Causes of Lymphoedema

An awareness of the causes of lymphoedema and the associated risk factors is important so that those at risk, their families, carers and healthcare professionals can detect and/or monitor any signs and symptoms and report them quickly. It is also important to note that lymphoedema can develop many years after a causative event, so being vigilant is very important. 

There are two main types of lymphoedema – primary lymphoedema and secondary lymphoedema. The causes are different for each type as listed below:

Primary lymphoedema 

Primary lymphoedema is congenital - a genetic fault that is usually due to an under development or weakness of the lymphatic vessels in the womb. This may lead to a swelling that is noticeable at birth (or just after) however, it may also appear much later in life. Primary lymphoedema can sometimes be congenital and hereditary. That is, it may run in families - passed on from one affected family member to another.

Secondary lymphoedema

Secondary lymphoedema may develop for many reasons but occurs generally when the lymphatic system is either damaged or overloaded. 

A damaged lymphatic system maybe the result of:

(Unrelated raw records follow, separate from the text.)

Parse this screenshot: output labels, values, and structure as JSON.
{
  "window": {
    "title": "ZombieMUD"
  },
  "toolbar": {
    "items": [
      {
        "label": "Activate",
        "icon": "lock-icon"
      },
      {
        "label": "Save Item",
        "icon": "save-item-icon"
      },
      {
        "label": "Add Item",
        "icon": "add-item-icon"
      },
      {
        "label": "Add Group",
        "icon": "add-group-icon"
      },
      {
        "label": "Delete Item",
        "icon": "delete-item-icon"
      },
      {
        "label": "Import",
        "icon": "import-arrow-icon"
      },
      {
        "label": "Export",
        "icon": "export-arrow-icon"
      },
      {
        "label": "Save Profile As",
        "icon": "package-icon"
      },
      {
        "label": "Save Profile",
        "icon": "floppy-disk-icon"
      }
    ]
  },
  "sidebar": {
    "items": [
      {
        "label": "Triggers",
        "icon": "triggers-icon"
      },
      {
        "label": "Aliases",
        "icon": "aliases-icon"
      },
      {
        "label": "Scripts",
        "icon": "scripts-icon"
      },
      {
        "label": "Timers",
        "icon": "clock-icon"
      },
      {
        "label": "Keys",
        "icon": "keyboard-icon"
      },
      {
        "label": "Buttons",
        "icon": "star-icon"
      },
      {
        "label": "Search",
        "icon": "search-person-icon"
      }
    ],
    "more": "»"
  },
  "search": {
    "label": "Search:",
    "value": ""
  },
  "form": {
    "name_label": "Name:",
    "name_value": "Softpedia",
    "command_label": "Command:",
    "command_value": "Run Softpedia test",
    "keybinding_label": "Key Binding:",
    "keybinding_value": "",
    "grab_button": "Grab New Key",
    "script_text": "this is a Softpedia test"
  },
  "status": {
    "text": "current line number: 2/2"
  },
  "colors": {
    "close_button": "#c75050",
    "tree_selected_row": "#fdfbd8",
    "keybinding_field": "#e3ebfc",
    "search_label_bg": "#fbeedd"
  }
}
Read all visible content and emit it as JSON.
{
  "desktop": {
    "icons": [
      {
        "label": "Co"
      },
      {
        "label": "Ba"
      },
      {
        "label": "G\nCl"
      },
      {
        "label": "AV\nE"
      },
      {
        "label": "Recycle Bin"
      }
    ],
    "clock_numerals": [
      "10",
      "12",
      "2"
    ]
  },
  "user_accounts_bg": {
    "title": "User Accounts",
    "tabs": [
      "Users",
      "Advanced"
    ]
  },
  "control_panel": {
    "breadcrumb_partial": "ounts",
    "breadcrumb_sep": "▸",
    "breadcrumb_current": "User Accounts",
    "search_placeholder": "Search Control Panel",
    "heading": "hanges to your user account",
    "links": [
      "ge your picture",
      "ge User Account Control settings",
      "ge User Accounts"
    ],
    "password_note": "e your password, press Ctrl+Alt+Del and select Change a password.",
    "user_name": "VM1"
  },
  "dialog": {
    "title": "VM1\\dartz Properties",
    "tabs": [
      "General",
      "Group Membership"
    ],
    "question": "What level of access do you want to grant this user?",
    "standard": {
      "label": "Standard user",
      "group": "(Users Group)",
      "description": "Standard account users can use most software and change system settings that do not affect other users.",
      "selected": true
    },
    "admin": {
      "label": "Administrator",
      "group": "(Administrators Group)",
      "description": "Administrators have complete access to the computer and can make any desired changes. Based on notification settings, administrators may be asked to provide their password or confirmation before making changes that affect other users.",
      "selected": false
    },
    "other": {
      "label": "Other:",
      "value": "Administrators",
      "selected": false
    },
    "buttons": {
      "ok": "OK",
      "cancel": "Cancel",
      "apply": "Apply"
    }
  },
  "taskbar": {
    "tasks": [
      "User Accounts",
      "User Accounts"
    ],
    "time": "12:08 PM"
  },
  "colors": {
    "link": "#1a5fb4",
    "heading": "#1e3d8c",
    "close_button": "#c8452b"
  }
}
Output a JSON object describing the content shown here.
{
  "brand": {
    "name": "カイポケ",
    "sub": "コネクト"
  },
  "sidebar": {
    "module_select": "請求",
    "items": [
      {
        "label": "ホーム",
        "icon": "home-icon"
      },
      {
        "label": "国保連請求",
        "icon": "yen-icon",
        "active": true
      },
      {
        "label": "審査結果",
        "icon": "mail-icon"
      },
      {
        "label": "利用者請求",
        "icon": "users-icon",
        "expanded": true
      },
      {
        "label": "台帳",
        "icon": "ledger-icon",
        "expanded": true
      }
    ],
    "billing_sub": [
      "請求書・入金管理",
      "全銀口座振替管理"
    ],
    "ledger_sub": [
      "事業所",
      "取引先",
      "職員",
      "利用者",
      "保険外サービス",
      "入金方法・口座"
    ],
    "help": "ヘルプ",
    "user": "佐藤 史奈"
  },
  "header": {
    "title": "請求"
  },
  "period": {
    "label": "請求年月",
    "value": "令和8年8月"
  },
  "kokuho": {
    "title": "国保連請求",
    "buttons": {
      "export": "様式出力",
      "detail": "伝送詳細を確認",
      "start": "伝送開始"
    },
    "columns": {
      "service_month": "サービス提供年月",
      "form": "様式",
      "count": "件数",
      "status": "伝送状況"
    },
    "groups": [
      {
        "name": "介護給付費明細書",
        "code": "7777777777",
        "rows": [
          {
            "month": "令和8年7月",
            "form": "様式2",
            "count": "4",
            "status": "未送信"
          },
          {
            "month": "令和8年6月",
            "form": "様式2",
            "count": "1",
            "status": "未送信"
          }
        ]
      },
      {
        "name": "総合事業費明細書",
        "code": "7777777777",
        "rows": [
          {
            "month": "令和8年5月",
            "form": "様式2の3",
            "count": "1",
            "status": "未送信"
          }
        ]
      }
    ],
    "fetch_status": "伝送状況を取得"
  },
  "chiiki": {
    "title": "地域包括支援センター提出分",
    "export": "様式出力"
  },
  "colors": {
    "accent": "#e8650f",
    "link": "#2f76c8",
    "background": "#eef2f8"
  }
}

  • Complications from cancer treatment such as surgery (particularly when lymph nodes are removed), radiotherapy and some chemotherapy/hormone treatment. In addition, seroma formation and axillary web syndrome may contribute to the development of lymphoedema.
  • A wound or skin infection (such as cellulitis), especially when repeated attacks of infection are problematic. 
  • Severe injury, surgery (for example, vein stripping for a heart by-pass), burns or other trauma

An overloaded lymphatic system maybe the result of:

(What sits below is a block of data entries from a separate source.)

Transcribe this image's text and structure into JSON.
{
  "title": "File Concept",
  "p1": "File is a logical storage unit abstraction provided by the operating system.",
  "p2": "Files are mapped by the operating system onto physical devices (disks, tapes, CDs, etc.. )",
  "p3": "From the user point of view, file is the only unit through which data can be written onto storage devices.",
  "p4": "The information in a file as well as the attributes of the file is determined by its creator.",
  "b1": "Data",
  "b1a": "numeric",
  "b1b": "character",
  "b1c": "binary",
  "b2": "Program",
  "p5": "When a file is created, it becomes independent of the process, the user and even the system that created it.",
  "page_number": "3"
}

  • Reduced or limited movement, paralysis or muscle weakness (for example, following a stroke)
  • Blood vessels not working correctly; for example, in patients suffering from varicose veins, leg ulcers or following a deep vein thrombosis (DVT)
  • Obesity as being overweight can add additional stress to the lymphatic system putting pressure onto lymph nodes and vessels
  • Chronic skin disorders such as eczema or psoriasis
  • Certain inflammatory conditions, such as rheumatoid arthritis
  • Cancer regression, localised and/or advancing tumour may block local drainage
  • Certain medication given for other medical conditions may cause swelling (also known as oedema) which, if left untreated, may lead to lymphoedema

Please do not make any changes to any recommended treatment for ANY condition without seeking medical advice first from a healthcare professional. This is important even if you are concerned you may have lymphoedema.  

Click here to learn more about the types of lymphoedema.